David Schrank (24:59):
And that is truck traffic. So truck traffic, as we grow, there’s more traffic to feed and clothe and house Texans, but we also have traffic going through Texas for the rest of the country. Mm-hmm. <affirmative>. And so not only are these arteries in the state of Texas important for Texans, some of these arteries are important for the United States. So because the commercial traffic, the truck traffic, it’s not going to slow down. It’s not going to go back to some sort of pre-pandemic level because we continue to grow and we continue to have an increased demand for goods. You know, getting on your computer and asking for this to be delivered to your house and that to be delivered to your house. Those kind of things don’t seem to be letting up.
Bernie Fette (25:53):
So assuming that you and I might be having this same conversation again a year from now, now we have an official record to check against to see, to see how your prediction may have turned out. Sounds like it’s gonna be pretty reliable though.
David Schrank (26:07):
I don’t know that I’ll take it to Vegas, though, Bernie.
Bernie Fette (26:09):
Okay. <laugh>. Uh, last question. What is it that motivates you to show up to work every day?
David Schrank (26:16):
Well, I do find the work like this Texas 100 list very interesting because yes, parts of it are predictable, but it always seems there’s something new happening. And right now that new is, I’m not really sure when this hybrid work environment, when we’re gonna settle in on that and know, okay, next year it’s gonna look like this and the year after it’s gonna look like that. And so right now we’re sort of in a learning mode about what’s this going to look like six months from now, a year from now, five years from now. Mm-hmm. <affirmative>, because looking back pre-pandemic, we talked about this stuff, we theorized about hybrid work and, but we sure didn’t really think it was going to be a reality a few years later.
Bernie Fette (27:07):
Or at least not to the extent that it has.
David Schrank (27:10):
Correct. It’s definitely in play and I don’t know, um, and maybe, I think I’ve read like 30 percent or something like that of workers potentially have some sort of telework option for part of their job. Well, that’s a lot of of workers out there who are in play for this ebb and flow situation I’ve talked about. Mm-hmm. <affirmative>,
Bernie Fette (27:32):
We have been visiting with David Schrank, a senior research scientist at TTI and head of the agency’s mobility division. In other words, Dave’s our chief expert in all things traffic gridlock-related.
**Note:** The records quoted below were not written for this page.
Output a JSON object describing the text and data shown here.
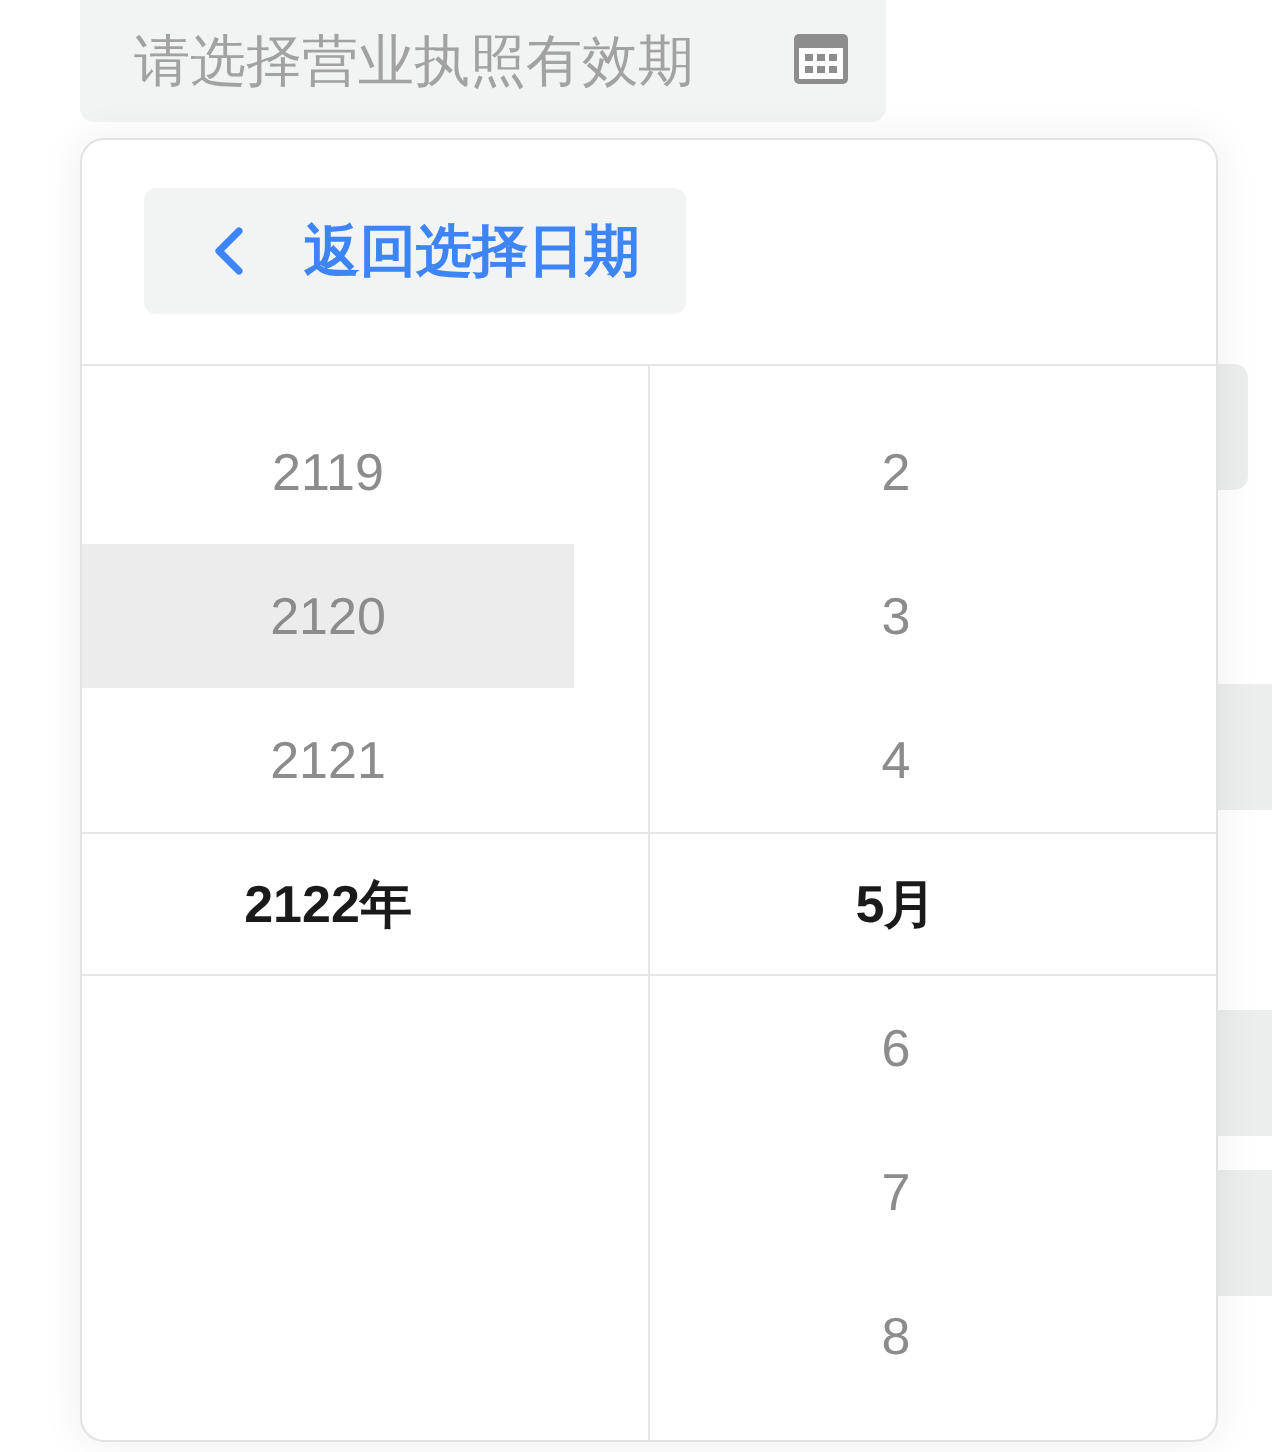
{
  "date_field": {
    "placeholder": "请选择营业执照有效期"
  },
  "picker": {
    "back_button": {
      "label": "返回选择日期"
    },
    "columns": [
      {
        "items": [
          {
            "label": "2119",
            "selected": false,
            "hovered": false
          },
          {
            "label": "2120",
            "selected": false,
            "hovered": true
          },
          {
            "label": "2121",
            "selected": false,
            "hovered": false
          },
          {
            "label": "2122年",
            "selected": true,
            "hovered": false
          }
        ]
      },
      {
        "items": [
          {
            "label": "2",
            "selected": false,
            "hovered": false
          },
          {
            "label": "3",
            "selected": false,
            "hovered": false
          },
          {
            "label": "4",
            "selected": false,
            "hovered": false
          },
          {
            "label": "5月",
            "selected": true,
            "hovered": false
          },
          {
            "label": "6",
            "selected": false,
            "hovered": false
          },
          {
            "label": "7",
            "selected": false,
            "hovered": false
          },
          {
            "label": "8",
            "selected": false,
            "hovered": false
          }
        ]
      }
    ]
  }
}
I always learn something whenever we talk Dave, and I’m confident that our listeners have learned a thing or two as well today. So thank you for sharing your insight with us.
David Schrank (27:58):
Thanks for having me, Bernie. Maybe one of these days we’ll get on here and I’ll talk about a lot better news that traffic congestion’s heading in the other direction.
Bernie Fette (28:08):
Covid 19 affected just about every aspect of our lives, including our daily travel experience, as well as an increased reliance on delivery of the products we needed from day to day. But as traffic conditions are making their return to pre-pandemic levels, we’re reminded of how roadway congestion is relative. How much it affects us depends a lot on where we live, but it’s definitely not just a big city problem. Thanks for listening. Please take just a minute to give us a review, subscribe and share this episode, and please join us again next time for another conversation about getting ourselves and the things we need from point A to point B. Thinking Transportation is a production of the Texas A&M Transportation Institute, a member of the Texas A&M University System. The show is edited and produced by Chris Pourteau. I’m your writer and host, Bernie Fette. Thanks again for joining us. We’ll see you next time.